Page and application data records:
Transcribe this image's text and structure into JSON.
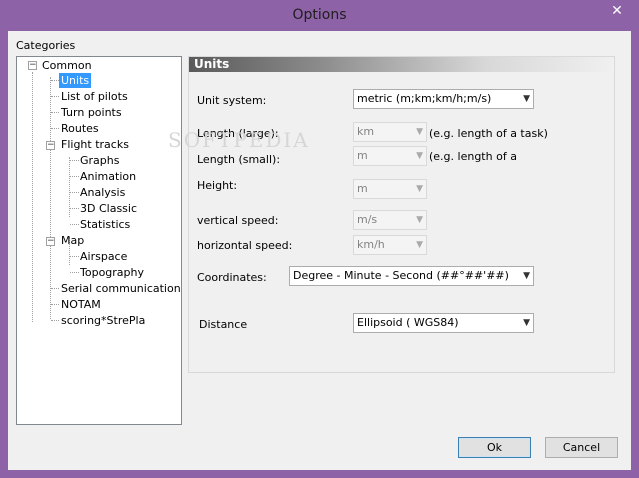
{
  "window": {
    "title": "Options",
    "close_glyph": "✕"
  },
  "categories_label": "Categories",
  "tree": {
    "common": "Common",
    "units": "Units",
    "list_of_pilots": "List of pilots",
    "turn_points": "Turn points",
    "routes": "Routes",
    "flight_tracks": "Flight tracks",
    "graphs": "Graphs",
    "animation": "Animation",
    "analysis": "Analysis",
    "classic3d": "3D Classic",
    "statistics": "Statistics",
    "map": "Map",
    "airspace": "Airspace",
    "topography": "Topography",
    "serial_communication": "Serial communication",
    "notam": "NOTAM",
    "scoring": "scoring*StrePla",
    "expand_glyph": "−"
  },
  "panel": {
    "header": "Units",
    "unit_system_label": "Unit system:",
    "unit_system_value": "metric (m;km;km/h;m/s)",
    "length_large_label": "Length (large):",
    "length_large_value": "km",
    "length_large_hint": "(e.g. length of a task)",
    "length_small_label": "Length (small):",
    "length_small_value": "m",
    "length_small_hint": "(e.g. length of a",
    "height_label": "Height:",
    "height_value": "m",
    "vertical_speed_label": "vertical speed:",
    "vertical_speed_value": "m/s",
    "horizontal_speed_label": "horizontal speed:",
    "horizontal_speed_value": "km/h",
    "coordinates_label": "Coordinates:",
    "coordinates_value": "Degree - Minute - Second (##°##'##)",
    "distance_label": "Distance",
    "distance_value": "Ellipsoid ( WGS84)",
    "arrow_glyph": "▼"
  },
  "buttons": {
    "ok": "Ok",
    "cancel": "Cancel"
  },
  "watermark": "SOFTPEDIA",
  "colors": {
    "titlebar": "#8d62a6",
    "selection": "#3399ff",
    "client": "#f0f0f0"
  }
}
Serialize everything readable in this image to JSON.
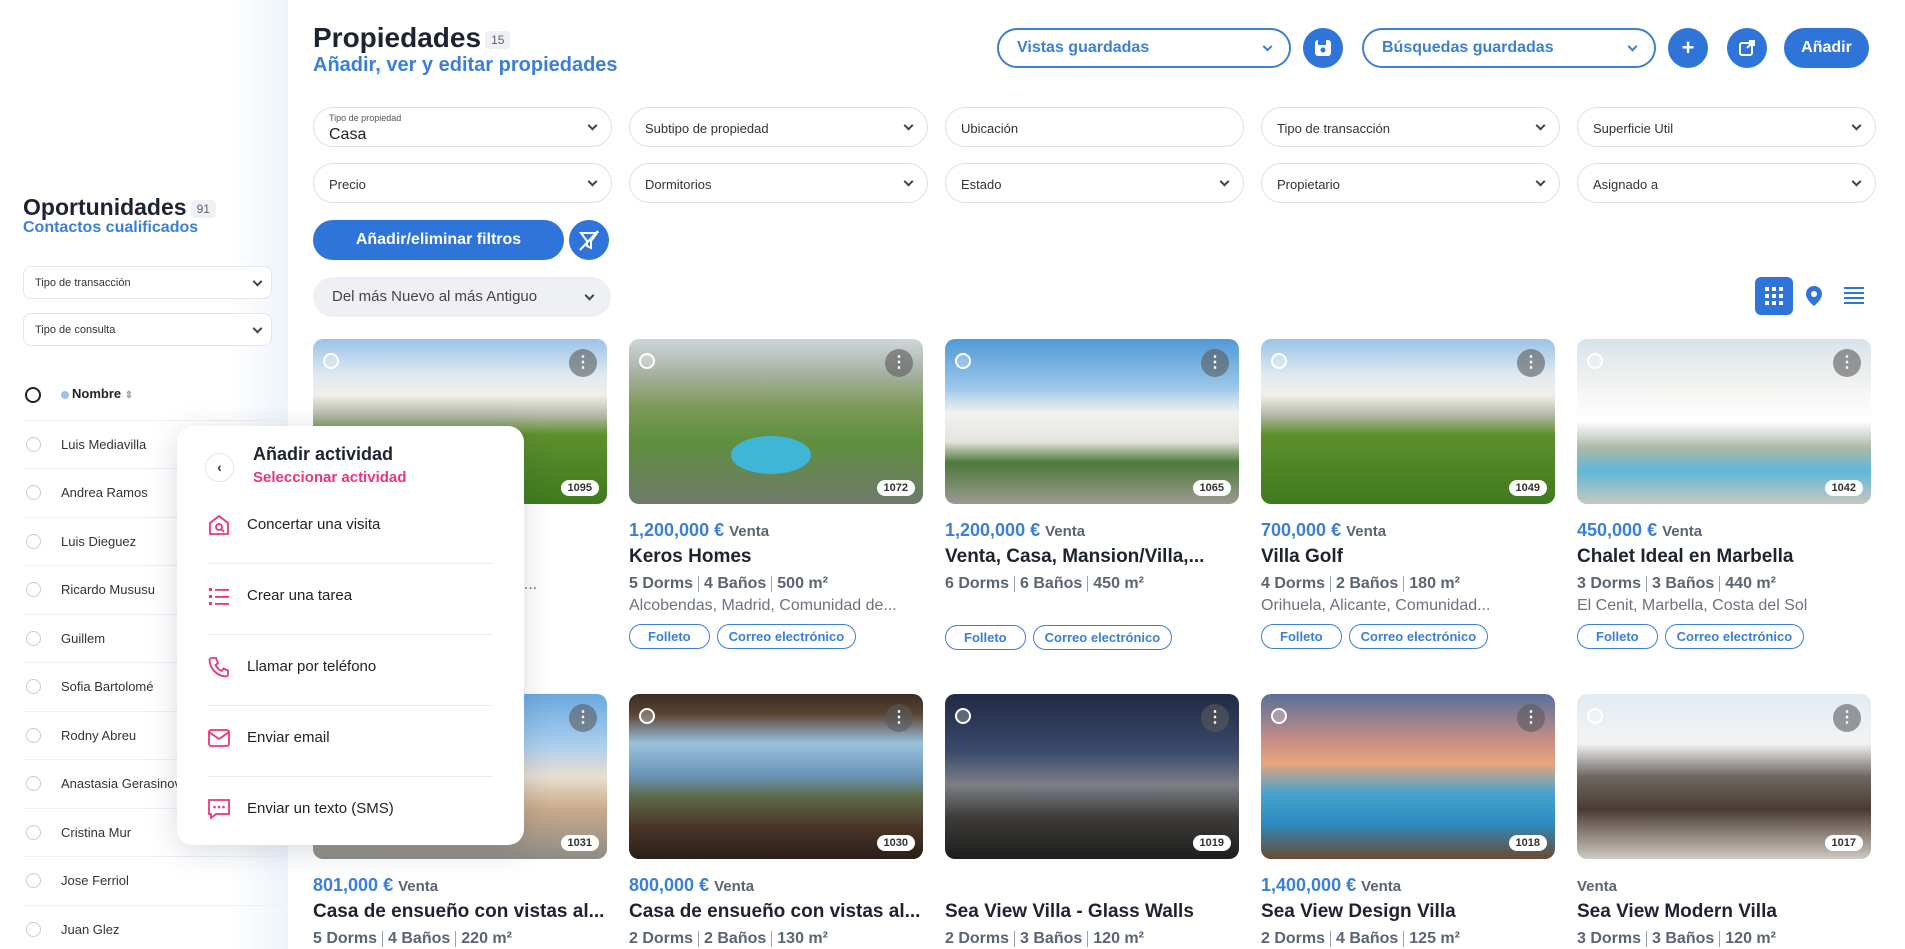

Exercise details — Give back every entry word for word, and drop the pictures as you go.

Result below —
Transcribe this image's text and structure into JSON.
{
  "window": {
    "title": "Options",
    "close_glyph": "✕"
  },
  "categories_label": "Categories",
  "tree": {
    "common": "Common",
    "units": "Units",
    "list_of_pilots": "List of pilots",
    "turn_points": "Turn points",
    "routes": "Routes",
    "flight_tracks": "Flight tracks",
    "graphs": "Graphs",
    "animation": "Animation",
    "analysis": "Analysis",
    "classic3d": "3D Classic",
    "statistics": "Statistics",
    "map": "Map",
    "airspace": "Airspace",
    "topography": "Topography",
    "serial_communication": "Serial communication",
    "notam": "NOTAM",
    "scoring": "scoring*StrePla",
    "expand_glyph": "−"
  },
  "panel": {
    "header": "Units",
    "unit_system_label": "Unit system:",
    "unit_system_value": "metric (m;km;km/h;m/s)",
    "length_large_label": "Length (large):",
    "length_large_value": "km",
    "length_large_hint": "(e.g. length of a task)",
    "length_small_label": "Length (small):",
    "length_small_value": "m",
    "length_small_hint": "(e.g. length of a",
    "height_label": "Height:",
    "height_value": "m",
    "vertical_speed_label": "vertical speed:",
    "vertical_speed_value": "m/s",
    "horizontal_speed_label": "horizontal speed:",
    "horizontal_speed_value": "km/h",
    "coordinates_label": "Coordinates:",
    "coordinates_value": "Degree - Minute - Second (##°##'##)",
    "distance_label": "Distance",
    "distance_value": "Ellipsoid ( WGS84)",
    "arrow_glyph": "▼"
  },
  "buttons": {
    "ok": "Ok",
    "cancel": "Cancel"
  },
  "watermark": "SOFTPEDIA",
  "colors": {
    "titlebar": "#8d62a6",
    "selection": "#3399ff",
    "client": "#f0f0f0"
  }
}
Serialize everything readable in this image to JSON.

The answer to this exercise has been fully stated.